Material provided:
========

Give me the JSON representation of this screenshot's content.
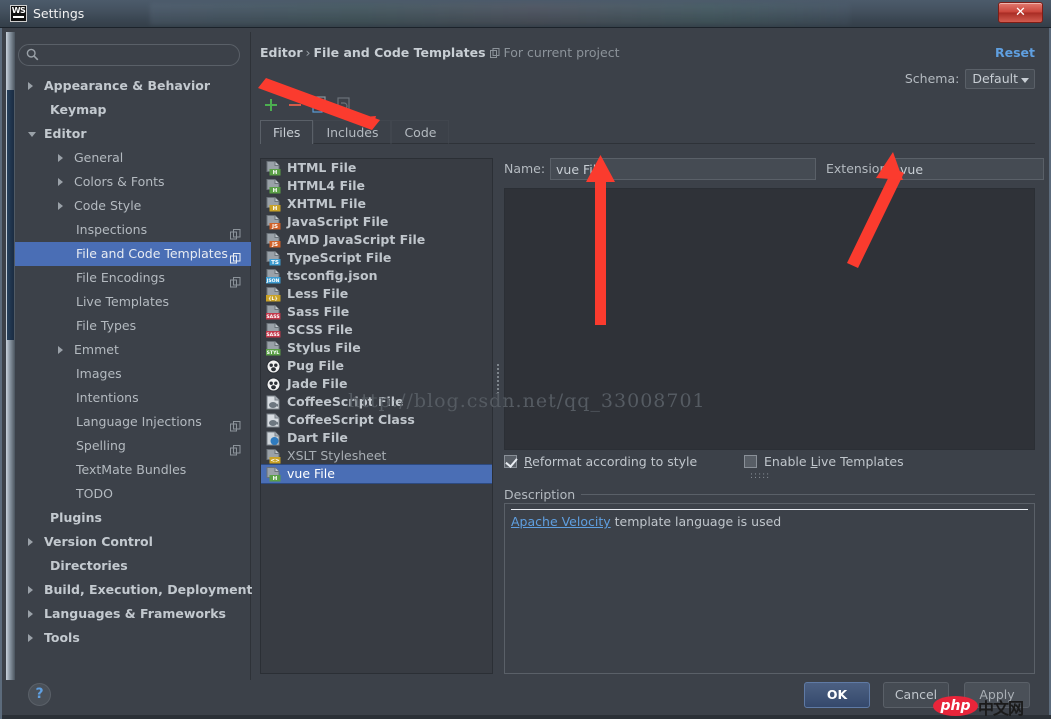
{
  "window": {
    "title": "Settings",
    "app_badge": "WS",
    "close_label": "✕"
  },
  "sidebar": {
    "search": {
      "value": "",
      "placeholder": ""
    },
    "items": [
      {
        "label": "Appearance & Behavior",
        "indent": 12,
        "arrow": "collapsed",
        "bold": true,
        "badge": false,
        "selected": false
      },
      {
        "label": "Keymap",
        "indent": 30,
        "arrow": "none",
        "bold": true,
        "badge": false,
        "selected": false
      },
      {
        "label": "Editor",
        "indent": 12,
        "arrow": "expanded",
        "bold": true,
        "badge": false,
        "selected": false
      },
      {
        "label": "General",
        "indent": 42,
        "arrow": "collapsed",
        "bold": false,
        "badge": false,
        "selected": false
      },
      {
        "label": "Colors & Fonts",
        "indent": 42,
        "arrow": "collapsed",
        "bold": false,
        "badge": false,
        "selected": false
      },
      {
        "label": "Code Style",
        "indent": 42,
        "arrow": "collapsed",
        "bold": false,
        "badge": false,
        "selected": false
      },
      {
        "label": "Inspections",
        "indent": 56,
        "arrow": "none",
        "bold": false,
        "badge": true,
        "selected": false
      },
      {
        "label": "File and Code Templates",
        "indent": 56,
        "arrow": "none",
        "bold": false,
        "badge": true,
        "selected": true
      },
      {
        "label": "File Encodings",
        "indent": 56,
        "arrow": "none",
        "bold": false,
        "badge": true,
        "selected": false
      },
      {
        "label": "Live Templates",
        "indent": 56,
        "arrow": "none",
        "bold": false,
        "badge": false,
        "selected": false
      },
      {
        "label": "File Types",
        "indent": 56,
        "arrow": "none",
        "bold": false,
        "badge": false,
        "selected": false
      },
      {
        "label": "Emmet",
        "indent": 42,
        "arrow": "collapsed",
        "bold": false,
        "badge": false,
        "selected": false
      },
      {
        "label": "Images",
        "indent": 56,
        "arrow": "none",
        "bold": false,
        "badge": false,
        "selected": false
      },
      {
        "label": "Intentions",
        "indent": 56,
        "arrow": "none",
        "bold": false,
        "badge": false,
        "selected": false
      },
      {
        "label": "Language Injections",
        "indent": 56,
        "arrow": "none",
        "bold": false,
        "badge": true,
        "selected": false
      },
      {
        "label": "Spelling",
        "indent": 56,
        "arrow": "none",
        "bold": false,
        "badge": true,
        "selected": false
      },
      {
        "label": "TextMate Bundles",
        "indent": 56,
        "arrow": "none",
        "bold": false,
        "badge": false,
        "selected": false
      },
      {
        "label": "TODO",
        "indent": 56,
        "arrow": "none",
        "bold": false,
        "badge": false,
        "selected": false
      },
      {
        "label": "Plugins",
        "indent": 30,
        "arrow": "none",
        "bold": true,
        "badge": false,
        "selected": false
      },
      {
        "label": "Version Control",
        "indent": 12,
        "arrow": "collapsed",
        "bold": true,
        "badge": false,
        "selected": false
      },
      {
        "label": "Directories",
        "indent": 30,
        "arrow": "none",
        "bold": true,
        "badge": false,
        "selected": false
      },
      {
        "label": "Build, Execution, Deployment",
        "indent": 12,
        "arrow": "collapsed",
        "bold": true,
        "badge": false,
        "selected": false
      },
      {
        "label": "Languages & Frameworks",
        "indent": 12,
        "arrow": "collapsed",
        "bold": true,
        "badge": false,
        "selected": false
      },
      {
        "label": "Tools",
        "indent": 12,
        "arrow": "collapsed",
        "bold": true,
        "badge": false,
        "selected": false
      }
    ]
  },
  "header": {
    "breadcrumb_root": "Editor",
    "breadcrumb_sep": "›",
    "breadcrumb_current": "File and Code Templates",
    "scope_note": "For current project",
    "reset_label": "Reset",
    "schema_label": "Schema:",
    "schema_value": "Default"
  },
  "toolbar": {
    "add_label": "+",
    "remove_label": "−",
    "copy_name": "copy-template-icon",
    "reset_name": "reset-template-icon"
  },
  "tabs": [
    {
      "label": "Files",
      "active": true
    },
    {
      "label": "Includes",
      "active": false
    },
    {
      "label": "Code",
      "active": false
    }
  ],
  "template_list": [
    {
      "label": "HTML File",
      "icon": "html",
      "selected": false
    },
    {
      "label": "HTML4 File",
      "icon": "html",
      "selected": false
    },
    {
      "label": "XHTML File",
      "icon": "xhtml",
      "selected": false
    },
    {
      "label": "JavaScript File",
      "icon": "js",
      "selected": false
    },
    {
      "label": "AMD JavaScript File",
      "icon": "js",
      "selected": false
    },
    {
      "label": "TypeScript File",
      "icon": "ts",
      "selected": false
    },
    {
      "label": "tsconfig.json",
      "icon": "json",
      "selected": false
    },
    {
      "label": "Less File",
      "icon": "less",
      "selected": false
    },
    {
      "label": "Sass File",
      "icon": "sass",
      "selected": false
    },
    {
      "label": "SCSS File",
      "icon": "sass",
      "selected": false
    },
    {
      "label": "Stylus File",
      "icon": "styl",
      "selected": false
    },
    {
      "label": "Pug File",
      "icon": "pug",
      "selected": false
    },
    {
      "label": "Jade File",
      "icon": "pug",
      "selected": false
    },
    {
      "label": "CoffeeScript File",
      "icon": "coffee",
      "selected": false
    },
    {
      "label": "CoffeeScript Class",
      "icon": "coffee",
      "selected": false
    },
    {
      "label": "Dart File",
      "icon": "dart",
      "selected": false
    },
    {
      "label": "XSLT Stylesheet",
      "icon": "xslt",
      "selected": false,
      "dim": true
    },
    {
      "label": "vue File",
      "icon": "html",
      "selected": true,
      "dim": true
    }
  ],
  "details": {
    "name_label": "Name:",
    "name_value": "vue File",
    "extension_label": "Extension:",
    "extension_value": "vue",
    "editor_content": "",
    "reformat_label": "Reformat according to style",
    "reformat_mnemonic": "R",
    "reformat_checked": true,
    "live_templates_label": "Enable Live Templates",
    "live_templates_mnemonic": "L",
    "live_templates_checked": false,
    "description_title": "Description",
    "description_link": "Apache Velocity",
    "description_rest": " template language is used"
  },
  "watermark": {
    "url": "http://blog.csdn.net/qq_33008701",
    "brand_php": "php",
    "brand_cn": "中文网"
  },
  "footer": {
    "help_label": "?",
    "ok_label": "OK",
    "cancel_label": "Cancel",
    "apply_label": "Apply"
  },
  "colors": {
    "accent_selection": "#4a6eb5",
    "link": "#5f9fe0",
    "add_icon": "#4caf50",
    "remove_icon": "#d35b4a",
    "panel_bg": "#3c4149",
    "editor_bg": "#2f3238"
  }
}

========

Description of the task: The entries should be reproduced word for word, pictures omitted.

Your solution:
Give me the JSON representation of this screenshot's content.
{
  "window": {
    "title": "Settings",
    "app_badge": "WS",
    "close_label": "✕"
  },
  "sidebar": {
    "search": {
      "value": "",
      "placeholder": ""
    },
    "items": [
      {
        "label": "Appearance & Behavior",
        "indent": 12,
        "arrow": "collapsed",
        "bold": true,
        "badge": false,
        "selected": false
      },
      {
        "label": "Keymap",
        "indent": 30,
        "arrow": "none",
        "bold": true,
        "badge": false,
        "selected": false
      },
      {
        "label": "Editor",
        "indent": 12,
        "arrow": "expanded",
        "bold": true,
        "badge": false,
        "selected": false
      },
      {
        "label": "General",
        "indent": 42,
        "arrow": "collapsed",
        "bold": false,
        "badge": false,
        "selected": false
      },
      {
        "label": "Colors & Fonts",
        "indent": 42,
        "arrow": "collapsed",
        "bold": false,
        "badge": false,
        "selected": false
      },
      {
        "label": "Code Style",
        "indent": 42,
        "arrow": "collapsed",
        "bold": false,
        "badge": false,
        "selected": false
      },
      {
        "label": "Inspections",
        "indent": 56,
        "arrow": "none",
        "bold": false,
        "badge": true,
        "selected": false
      },
      {
        "label": "File and Code Templates",
        "indent": 56,
        "arrow": "none",
        "bold": false,
        "badge": true,
        "selected": true
      },
      {
        "label": "File Encodings",
        "indent": 56,
        "arrow": "none",
        "bold": false,
        "badge": true,
        "selected": false
      },
      {
        "label": "Live Templates",
        "indent": 56,
        "arrow": "none",
        "bold": false,
        "badge": false,
        "selected": false
      },
      {
        "label": "File Types",
        "indent": 56,
        "arrow": "none",
        "bold": false,
        "badge": false,
        "selected": false
      },
      {
        "label": "Emmet",
        "indent": 42,
        "arrow": "collapsed",
        "bold": false,
        "badge": false,
        "selected": false
      },
      {
        "label": "Images",
        "indent": 56,
        "arrow": "none",
        "bold": false,
        "badge": false,
        "selected": false
      },
      {
        "label": "Intentions",
        "indent": 56,
        "arrow": "none",
        "bold": false,
        "badge": false,
        "selected": false
      },
      {
        "label": "Language Injections",
        "indent": 56,
        "arrow": "none",
        "bold": false,
        "badge": true,
        "selected": false
      },
      {
        "label": "Spelling",
        "indent": 56,
        "arrow": "none",
        "bold": false,
        "badge": true,
        "selected": false
      },
      {
        "label": "TextMate Bundles",
        "indent": 56,
        "arrow": "none",
        "bold": false,
        "badge": false,
        "selected": false
      },
      {
        "label": "TODO",
        "indent": 56,
        "arrow": "none",
        "bold": false,
        "badge": false,
        "selected": false
      },
      {
        "label": "Plugins",
        "indent": 30,
        "arrow": "none",
        "bold": true,
        "badge": false,
        "selected": false
      },
      {
        "label": "Version Control",
        "indent": 12,
        "arrow": "collapsed",
        "bold": true,
        "badge": false,
        "selected": false
      },
      {
        "label": "Directories",
        "indent": 30,
        "arrow": "none",
        "bold": true,
        "badge": false,
        "selected": false
      },
      {
        "label": "Build, Execution, Deployment",
        "indent": 12,
        "arrow": "collapsed",
        "bold": true,
        "badge": false,
        "selected": false
      },
      {
        "label": "Languages & Frameworks",
        "indent": 12,
        "arrow": "collapsed",
        "bold": true,
        "badge": false,
        "selected": false
      },
      {
        "label": "Tools",
        "indent": 12,
        "arrow": "collapsed",
        "bold": true,
        "badge": false,
        "selected": false
      }
    ]
  },
  "header": {
    "breadcrumb_root": "Editor",
    "breadcrumb_sep": "›",
    "breadcrumb_current": "File and Code Templates",
    "scope_note": "For current project",
    "reset_label": "Reset",
    "schema_label": "Schema:",
    "schema_value": "Default"
  },
  "toolbar": {
    "add_label": "+",
    "remove_label": "−",
    "copy_name": "copy-template-icon",
    "reset_name": "reset-template-icon"
  },
  "tabs": [
    {
      "label": "Files",
      "active": true
    },
    {
      "label": "Includes",
      "active": false
    },
    {
      "label": "Code",
      "active": false
    }
  ],
  "template_list": [
    {
      "label": "HTML File",
      "icon": "html",
      "selected": false
    },
    {
      "label": "HTML4 File",
      "icon": "html",
      "selected": false
    },
    {
      "label": "XHTML File",
      "icon": "xhtml",
      "selected": false
    },
    {
      "label": "JavaScript File",
      "icon": "js",
      "selected": false
    },
    {
      "label": "AMD JavaScript File",
      "icon": "js",
      "selected": false
    },
    {
      "label": "TypeScript File",
      "icon": "ts",
      "selected": false
    },
    {
      "label": "tsconfig.json",
      "icon": "json",
      "selected": false
    },
    {
      "label": "Less File",
      "icon": "less",
      "selected": false
    },
    {
      "label": "Sass File",
      "icon": "sass",
      "selected": false
    },
    {
      "label": "SCSS File",
      "icon": "sass",
      "selected": false
    },
    {
      "label": "Stylus File",
      "icon": "styl",
      "selected": false
    },
    {
      "label": "Pug File",
      "icon": "pug",
      "selected": false
    },
    {
      "label": "Jade File",
      "icon": "pug",
      "selected": false
    },
    {
      "label": "CoffeeScript File",
      "icon": "coffee",
      "selected": false
    },
    {
      "label": "CoffeeScript Class",
      "icon": "coffee",
      "selected": false
    },
    {
      "label": "Dart File",
      "icon": "dart",
      "selected": false
    },
    {
      "label": "XSLT Stylesheet",
      "icon": "xslt",
      "selected": false,
      "dim": true
    },
    {
      "label": "vue File",
      "icon": "html",
      "selected": true,
      "dim": true
    }
  ],
  "details": {
    "name_label": "Name:",
    "name_value": "vue File",
    "extension_label": "Extension:",
    "extension_value": "vue",
    "editor_content": "",
    "reformat_label": "Reformat according to style",
    "reformat_mnemonic": "R",
    "reformat_checked": true,
    "live_templates_label": "Enable Live Templates",
    "live_templates_mnemonic": "L",
    "live_templates_checked": false,
    "description_title": "Description",
    "description_link": "Apache Velocity",
    "description_rest": " template language is used"
  },
  "watermark": {
    "url": "http://blog.csdn.net/qq_33008701",
    "brand_php": "php",
    "brand_cn": "中文网"
  },
  "footer": {
    "help_label": "?",
    "ok_label": "OK",
    "cancel_label": "Cancel",
    "apply_label": "Apply"
  },
  "colors": {
    "accent_selection": "#4a6eb5",
    "link": "#5f9fe0",
    "add_icon": "#4caf50",
    "remove_icon": "#d35b4a",
    "panel_bg": "#3c4149",
    "editor_bg": "#2f3238"
  }
}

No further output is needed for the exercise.